__MATERIAL PROVIDED__
<<<<

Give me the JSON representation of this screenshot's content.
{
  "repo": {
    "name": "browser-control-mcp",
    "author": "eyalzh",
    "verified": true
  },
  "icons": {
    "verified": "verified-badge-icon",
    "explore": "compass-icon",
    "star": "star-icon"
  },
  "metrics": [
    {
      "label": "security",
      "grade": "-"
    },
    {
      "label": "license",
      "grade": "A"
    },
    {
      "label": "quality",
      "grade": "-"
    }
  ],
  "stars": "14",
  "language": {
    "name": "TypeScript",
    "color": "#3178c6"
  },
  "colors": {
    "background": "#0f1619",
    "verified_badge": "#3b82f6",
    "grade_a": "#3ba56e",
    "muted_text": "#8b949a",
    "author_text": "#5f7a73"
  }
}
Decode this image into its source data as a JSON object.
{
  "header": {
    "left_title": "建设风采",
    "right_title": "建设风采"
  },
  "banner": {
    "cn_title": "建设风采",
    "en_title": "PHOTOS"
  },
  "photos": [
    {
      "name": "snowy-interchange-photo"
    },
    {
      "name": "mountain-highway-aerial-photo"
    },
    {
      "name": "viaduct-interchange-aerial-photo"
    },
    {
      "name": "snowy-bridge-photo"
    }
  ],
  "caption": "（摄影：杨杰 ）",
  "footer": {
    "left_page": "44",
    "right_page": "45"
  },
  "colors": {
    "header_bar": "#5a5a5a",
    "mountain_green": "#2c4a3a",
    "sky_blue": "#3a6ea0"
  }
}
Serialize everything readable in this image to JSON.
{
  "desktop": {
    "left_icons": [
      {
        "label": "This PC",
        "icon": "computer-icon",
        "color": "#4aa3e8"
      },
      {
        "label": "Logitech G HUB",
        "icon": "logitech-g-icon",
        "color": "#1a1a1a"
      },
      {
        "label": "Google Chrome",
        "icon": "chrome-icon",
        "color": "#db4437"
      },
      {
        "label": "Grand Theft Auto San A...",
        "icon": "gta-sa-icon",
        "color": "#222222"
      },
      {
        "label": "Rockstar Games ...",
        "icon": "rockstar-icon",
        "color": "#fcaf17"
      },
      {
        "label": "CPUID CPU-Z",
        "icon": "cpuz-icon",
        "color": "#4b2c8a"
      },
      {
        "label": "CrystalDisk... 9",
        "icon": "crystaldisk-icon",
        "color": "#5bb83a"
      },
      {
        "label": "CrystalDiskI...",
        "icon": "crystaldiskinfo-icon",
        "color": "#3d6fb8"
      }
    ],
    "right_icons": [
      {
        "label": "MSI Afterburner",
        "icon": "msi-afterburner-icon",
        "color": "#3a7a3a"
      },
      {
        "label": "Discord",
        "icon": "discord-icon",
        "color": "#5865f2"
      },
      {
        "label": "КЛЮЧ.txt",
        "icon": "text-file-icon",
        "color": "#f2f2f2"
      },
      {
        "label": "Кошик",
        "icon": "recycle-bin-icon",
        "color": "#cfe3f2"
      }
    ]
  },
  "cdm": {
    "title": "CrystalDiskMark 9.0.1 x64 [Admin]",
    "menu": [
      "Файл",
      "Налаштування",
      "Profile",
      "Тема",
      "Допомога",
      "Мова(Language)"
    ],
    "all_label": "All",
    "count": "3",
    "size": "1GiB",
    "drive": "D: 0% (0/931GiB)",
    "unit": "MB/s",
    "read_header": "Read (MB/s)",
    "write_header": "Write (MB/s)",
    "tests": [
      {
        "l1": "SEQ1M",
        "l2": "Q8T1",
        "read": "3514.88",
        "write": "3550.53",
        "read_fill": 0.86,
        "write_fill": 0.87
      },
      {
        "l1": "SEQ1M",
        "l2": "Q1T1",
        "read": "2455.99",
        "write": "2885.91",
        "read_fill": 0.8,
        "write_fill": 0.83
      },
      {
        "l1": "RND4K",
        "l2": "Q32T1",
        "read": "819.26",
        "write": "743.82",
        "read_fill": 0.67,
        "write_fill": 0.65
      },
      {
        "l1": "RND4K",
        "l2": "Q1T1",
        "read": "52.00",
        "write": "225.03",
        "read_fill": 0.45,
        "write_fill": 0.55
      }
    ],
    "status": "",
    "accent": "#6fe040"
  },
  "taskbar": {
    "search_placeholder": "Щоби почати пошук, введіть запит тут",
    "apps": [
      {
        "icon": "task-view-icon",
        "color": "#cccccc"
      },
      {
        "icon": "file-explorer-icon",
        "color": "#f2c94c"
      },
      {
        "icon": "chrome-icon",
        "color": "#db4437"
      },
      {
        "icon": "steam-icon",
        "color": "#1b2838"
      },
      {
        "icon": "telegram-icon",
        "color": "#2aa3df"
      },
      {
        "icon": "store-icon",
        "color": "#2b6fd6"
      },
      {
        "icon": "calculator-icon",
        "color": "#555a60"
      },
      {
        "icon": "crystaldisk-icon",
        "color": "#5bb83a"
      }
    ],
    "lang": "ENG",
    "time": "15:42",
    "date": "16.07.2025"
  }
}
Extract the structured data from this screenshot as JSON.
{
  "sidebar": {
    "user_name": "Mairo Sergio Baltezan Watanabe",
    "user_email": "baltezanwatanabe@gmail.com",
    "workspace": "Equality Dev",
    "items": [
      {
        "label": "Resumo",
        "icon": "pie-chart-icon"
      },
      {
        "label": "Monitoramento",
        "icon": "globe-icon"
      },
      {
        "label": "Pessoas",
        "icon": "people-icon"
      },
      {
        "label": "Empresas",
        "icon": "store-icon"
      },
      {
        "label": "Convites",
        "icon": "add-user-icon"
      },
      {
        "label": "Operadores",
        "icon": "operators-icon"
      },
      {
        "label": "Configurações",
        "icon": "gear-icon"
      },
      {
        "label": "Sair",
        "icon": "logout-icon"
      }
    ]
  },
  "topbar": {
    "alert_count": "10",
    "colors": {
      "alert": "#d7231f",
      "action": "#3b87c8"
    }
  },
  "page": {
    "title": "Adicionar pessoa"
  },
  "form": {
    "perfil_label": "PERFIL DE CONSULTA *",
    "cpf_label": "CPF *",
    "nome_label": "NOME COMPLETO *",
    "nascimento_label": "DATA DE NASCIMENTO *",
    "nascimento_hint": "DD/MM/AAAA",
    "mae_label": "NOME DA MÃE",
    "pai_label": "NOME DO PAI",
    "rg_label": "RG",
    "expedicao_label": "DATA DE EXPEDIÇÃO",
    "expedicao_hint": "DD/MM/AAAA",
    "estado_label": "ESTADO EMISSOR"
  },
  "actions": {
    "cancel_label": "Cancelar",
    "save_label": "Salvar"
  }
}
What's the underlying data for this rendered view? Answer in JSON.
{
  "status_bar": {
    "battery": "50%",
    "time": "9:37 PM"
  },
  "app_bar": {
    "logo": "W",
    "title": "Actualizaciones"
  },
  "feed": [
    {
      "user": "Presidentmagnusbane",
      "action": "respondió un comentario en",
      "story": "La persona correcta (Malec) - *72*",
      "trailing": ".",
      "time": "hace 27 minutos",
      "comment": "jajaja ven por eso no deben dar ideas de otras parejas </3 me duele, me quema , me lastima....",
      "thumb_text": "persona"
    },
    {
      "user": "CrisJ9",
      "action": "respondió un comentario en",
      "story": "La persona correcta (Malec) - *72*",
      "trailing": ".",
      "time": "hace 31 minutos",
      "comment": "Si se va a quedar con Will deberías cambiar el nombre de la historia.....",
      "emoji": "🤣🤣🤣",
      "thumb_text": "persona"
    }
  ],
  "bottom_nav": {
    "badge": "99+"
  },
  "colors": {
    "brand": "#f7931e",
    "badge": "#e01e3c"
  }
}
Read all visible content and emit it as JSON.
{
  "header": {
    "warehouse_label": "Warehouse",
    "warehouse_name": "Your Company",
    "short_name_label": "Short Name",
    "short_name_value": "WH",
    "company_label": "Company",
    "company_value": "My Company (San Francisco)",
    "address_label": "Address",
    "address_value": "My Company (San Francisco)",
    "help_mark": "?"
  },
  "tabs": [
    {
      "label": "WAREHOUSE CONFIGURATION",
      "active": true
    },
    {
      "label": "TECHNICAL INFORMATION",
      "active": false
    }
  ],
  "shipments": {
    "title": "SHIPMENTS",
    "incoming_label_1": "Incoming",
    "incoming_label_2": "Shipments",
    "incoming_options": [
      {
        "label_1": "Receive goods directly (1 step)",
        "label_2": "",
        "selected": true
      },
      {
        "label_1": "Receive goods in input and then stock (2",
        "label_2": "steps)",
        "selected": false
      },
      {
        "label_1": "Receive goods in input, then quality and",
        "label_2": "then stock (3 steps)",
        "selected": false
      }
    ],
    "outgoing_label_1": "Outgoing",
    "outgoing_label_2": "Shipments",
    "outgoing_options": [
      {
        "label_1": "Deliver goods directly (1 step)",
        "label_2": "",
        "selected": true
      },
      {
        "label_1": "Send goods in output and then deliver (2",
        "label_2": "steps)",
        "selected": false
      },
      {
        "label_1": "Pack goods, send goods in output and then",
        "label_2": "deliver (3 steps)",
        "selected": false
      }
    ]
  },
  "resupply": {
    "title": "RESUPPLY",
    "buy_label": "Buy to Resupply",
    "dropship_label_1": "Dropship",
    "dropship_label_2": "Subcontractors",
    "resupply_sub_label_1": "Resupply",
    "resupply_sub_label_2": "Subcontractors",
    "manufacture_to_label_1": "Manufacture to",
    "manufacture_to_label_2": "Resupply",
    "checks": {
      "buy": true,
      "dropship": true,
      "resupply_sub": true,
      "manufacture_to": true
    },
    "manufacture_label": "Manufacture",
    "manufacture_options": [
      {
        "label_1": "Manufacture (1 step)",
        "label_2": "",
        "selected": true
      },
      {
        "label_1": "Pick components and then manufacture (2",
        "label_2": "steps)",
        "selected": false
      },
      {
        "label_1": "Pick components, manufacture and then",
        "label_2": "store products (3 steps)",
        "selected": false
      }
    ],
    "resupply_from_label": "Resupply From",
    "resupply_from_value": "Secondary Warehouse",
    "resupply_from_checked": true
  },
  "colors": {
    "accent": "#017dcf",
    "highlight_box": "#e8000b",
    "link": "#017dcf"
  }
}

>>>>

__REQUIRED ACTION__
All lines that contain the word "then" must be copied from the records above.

__EXPECTED ANSWER__
        "label_1": "Receive goods in input and then stock (2",
        "label_1": "Receive goods in input, then quality and",
        "label_2": "then stock (3 steps)",
        "label_1": "Send goods in output and then deliver (2",
        "label_1": "Pack goods, send goods in output and then",
        "label_1": "Pick components and then manufacture (2",
        "label_1": "Pick components, manufacture and then",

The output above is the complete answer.